**Exercise prompt**
Whatever appears in the records should be given again exactly, down to the last mark.
•••
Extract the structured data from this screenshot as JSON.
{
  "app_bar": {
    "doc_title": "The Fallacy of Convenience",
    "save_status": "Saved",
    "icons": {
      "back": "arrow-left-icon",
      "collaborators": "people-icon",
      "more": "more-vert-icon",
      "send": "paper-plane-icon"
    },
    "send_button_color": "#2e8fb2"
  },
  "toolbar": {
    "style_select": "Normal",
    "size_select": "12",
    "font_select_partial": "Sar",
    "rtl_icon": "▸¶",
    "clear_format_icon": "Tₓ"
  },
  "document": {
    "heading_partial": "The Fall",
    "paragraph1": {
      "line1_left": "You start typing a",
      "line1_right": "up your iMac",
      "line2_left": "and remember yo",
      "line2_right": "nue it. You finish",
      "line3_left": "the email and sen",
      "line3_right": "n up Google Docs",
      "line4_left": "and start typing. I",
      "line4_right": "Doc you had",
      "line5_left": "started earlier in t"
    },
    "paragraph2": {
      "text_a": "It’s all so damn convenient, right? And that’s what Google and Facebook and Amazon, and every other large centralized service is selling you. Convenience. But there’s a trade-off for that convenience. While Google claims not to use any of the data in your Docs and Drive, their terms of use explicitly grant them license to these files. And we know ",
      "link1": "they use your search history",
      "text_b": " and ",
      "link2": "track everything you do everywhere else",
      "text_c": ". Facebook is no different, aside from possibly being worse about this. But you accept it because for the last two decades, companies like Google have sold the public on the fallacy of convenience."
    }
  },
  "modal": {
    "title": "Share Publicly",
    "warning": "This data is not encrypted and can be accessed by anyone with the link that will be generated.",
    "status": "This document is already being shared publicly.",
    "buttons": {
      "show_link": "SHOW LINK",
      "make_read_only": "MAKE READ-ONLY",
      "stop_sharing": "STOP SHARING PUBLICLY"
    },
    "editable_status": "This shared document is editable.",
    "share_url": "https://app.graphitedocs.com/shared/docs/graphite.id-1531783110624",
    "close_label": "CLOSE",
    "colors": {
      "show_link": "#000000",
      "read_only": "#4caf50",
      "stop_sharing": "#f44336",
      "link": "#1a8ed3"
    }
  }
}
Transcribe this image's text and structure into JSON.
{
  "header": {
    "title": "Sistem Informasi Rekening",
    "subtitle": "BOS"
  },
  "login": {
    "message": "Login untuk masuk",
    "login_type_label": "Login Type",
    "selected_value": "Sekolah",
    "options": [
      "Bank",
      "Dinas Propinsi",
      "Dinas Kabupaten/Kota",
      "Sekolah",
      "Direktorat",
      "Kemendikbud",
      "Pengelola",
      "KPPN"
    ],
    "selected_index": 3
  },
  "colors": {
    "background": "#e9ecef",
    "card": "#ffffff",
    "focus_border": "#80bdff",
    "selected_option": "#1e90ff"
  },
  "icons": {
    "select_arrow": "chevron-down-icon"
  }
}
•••
**Written response**
Extract the structured data from this screenshot as JSON.
{
  "app_bar": {
    "doc_title": "The Fallacy of Convenience",
    "save_status": "Saved",
    "icons": {
      "back": "arrow-left-icon",
      "collaborators": "people-icon",
      "more": "more-vert-icon",
      "send": "paper-plane-icon"
    },
    "send_button_color": "#2e8fb2"
  },
  "toolbar": {
    "style_select": "Normal",
    "size_select": "12",
    "font_select_partial": "Sar",
    "rtl_icon": "▸¶",
    "clear_format_icon": "Tₓ"
  },
  "document": {
    "heading_partial": "The Fall",
    "paragraph1": {
      "line1_left": "You start typing a",
      "line1_right": "up your iMac",
      "line2_left": "and remember yo",
      "line2_right": "nue it. You finish",
      "line3_left": "the email and sen",
      "line3_right": "n up Google Docs",
      "line4_left": "and start typing. I",
      "line4_right": "Doc you had",
      "line5_left": "started earlier in t"
    },
    "paragraph2": {
      "text_a": "It’s all so damn convenient, right? And that’s what Google and Facebook and Amazon, and every other large centralized service is selling you. Convenience. But there’s a trade-off for that convenience. While Google claims not to use any of the data in your Docs and Drive, their terms of use explicitly grant them license to these files. And we know ",
      "link1": "they use your search history",
      "text_b": " and ",
      "link2": "track everything you do everywhere else",
      "text_c": ". Facebook is no different, aside from possibly being worse about this. But you accept it because for the last two decades, companies like Google have sold the public on the fallacy of convenience."
    }
  },
  "modal": {
    "title": "Share Publicly",
    "warning": "This data is not encrypted and can be accessed by anyone with the link that will be generated.",
    "status": "This document is already being shared publicly.",
    "buttons": {
      "show_link": "SHOW LINK",
      "make_read_only": "MAKE READ-ONLY",
      "stop_sharing": "STOP SHARING PUBLICLY"
    },
    "editable_status": "This shared document is editable.",
    "share_url": "https://app.graphitedocs.com/shared/docs/graphite.id-1531783110624",
    "close_label": "CLOSE",
    "colors": {
      "show_link": "#000000",
      "read_only": "#4caf50",
      "stop_sharing": "#f44336",
      "link": "#1a8ed3"
    }
  }
}
Transcribe this image's text and structure into JSON.
{
  "header": {
    "title": "Sistem Informasi Rekening",
    "subtitle": "BOS"
  },
  "login": {
    "message": "Login untuk masuk",
    "login_type_label": "Login Type",
    "selected_value": "Sekolah",
    "options": [
      "Bank",
      "Dinas Propinsi",
      "Dinas Kabupaten/Kota",
      "Sekolah",
      "Direktorat",
      "Kemendikbud",
      "Pengelola",
      "KPPN"
    ],
    "selected_index": 3
  },
  "colors": {
    "background": "#e9ecef",
    "card": "#ffffff",
    "focus_border": "#80bdff",
    "selected_option": "#1e90ff"
  },
  "icons": {
    "select_arrow": "chevron-down-icon"
  }
}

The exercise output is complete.